Requirement: Whatever the records say, set them down exactly.

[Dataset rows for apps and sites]
· · ·

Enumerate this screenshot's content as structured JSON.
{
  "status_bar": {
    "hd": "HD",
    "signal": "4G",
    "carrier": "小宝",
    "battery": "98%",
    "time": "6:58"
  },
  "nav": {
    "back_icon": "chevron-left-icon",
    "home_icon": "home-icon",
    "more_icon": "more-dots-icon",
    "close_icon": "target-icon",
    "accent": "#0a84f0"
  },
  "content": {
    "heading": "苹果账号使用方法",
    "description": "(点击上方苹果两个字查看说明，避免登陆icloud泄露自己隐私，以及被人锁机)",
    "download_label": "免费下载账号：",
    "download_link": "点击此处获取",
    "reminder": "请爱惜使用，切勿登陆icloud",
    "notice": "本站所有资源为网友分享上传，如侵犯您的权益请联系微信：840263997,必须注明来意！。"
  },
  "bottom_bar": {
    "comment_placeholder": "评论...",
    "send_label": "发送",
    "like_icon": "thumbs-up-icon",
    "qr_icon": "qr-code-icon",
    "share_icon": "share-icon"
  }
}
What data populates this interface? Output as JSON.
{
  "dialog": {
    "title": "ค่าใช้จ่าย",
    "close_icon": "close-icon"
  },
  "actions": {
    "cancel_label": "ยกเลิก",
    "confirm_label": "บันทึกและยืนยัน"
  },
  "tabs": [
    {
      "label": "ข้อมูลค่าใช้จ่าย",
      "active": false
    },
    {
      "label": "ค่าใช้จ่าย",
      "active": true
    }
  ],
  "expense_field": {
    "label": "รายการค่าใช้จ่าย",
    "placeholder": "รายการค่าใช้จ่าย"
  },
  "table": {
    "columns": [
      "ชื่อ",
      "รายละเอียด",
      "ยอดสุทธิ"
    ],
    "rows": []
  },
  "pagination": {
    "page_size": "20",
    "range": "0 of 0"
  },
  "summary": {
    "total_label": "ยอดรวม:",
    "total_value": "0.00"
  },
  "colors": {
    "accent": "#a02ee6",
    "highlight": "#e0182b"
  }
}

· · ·

Your response:
Enumerate this screenshot's content as structured JSON.
{
  "status_bar": {
    "hd": "HD",
    "signal": "4G",
    "carrier": "小宝",
    "battery": "98%",
    "time": "6:58"
  },
  "nav": {
    "back_icon": "chevron-left-icon",
    "home_icon": "home-icon",
    "more_icon": "more-dots-icon",
    "close_icon": "target-icon",
    "accent": "#0a84f0"
  },
  "content": {
    "heading": "苹果账号使用方法",
    "description": "(点击上方苹果两个字查看说明，避免登陆icloud泄露自己隐私，以及被人锁机)",
    "download_label": "免费下载账号：",
    "download_link": "点击此处获取",
    "reminder": "请爱惜使用，切勿登陆icloud",
    "notice": "本站所有资源为网友分享上传，如侵犯您的权益请联系微信：840263997,必须注明来意！。"
  },
  "bottom_bar": {
    "comment_placeholder": "评论...",
    "send_label": "发送",
    "like_icon": "thumbs-up-icon",
    "qr_icon": "qr-code-icon",
    "share_icon": "share-icon"
  }
}
What data populates this interface? Output as JSON.
{
  "dialog": {
    "title": "ค่าใช้จ่าย",
    "close_icon": "close-icon"
  },
  "actions": {
    "cancel_label": "ยกเลิก",
    "confirm_label": "บันทึกและยืนยัน"
  },
  "tabs": [
    {
      "label": "ข้อมูลค่าใช้จ่าย",
      "active": false
    },
    {
      "label": "ค่าใช้จ่าย",
      "active": true
    }
  ],
  "expense_field": {
    "label": "รายการค่าใช้จ่าย",
    "placeholder": "รายการค่าใช้จ่าย"
  },
  "table": {
    "columns": [
      "ชื่อ",
      "รายละเอียด",
      "ยอดสุทธิ"
    ],
    "rows": []
  },
  "pagination": {
    "page_size": "20",
    "range": "0 of 0"
  },
  "summary": {
    "total_label": "ยอดรวม:",
    "total_value": "0.00"
  },
  "colors": {
    "accent": "#a02ee6",
    "highlight": "#e0182b"
  }
}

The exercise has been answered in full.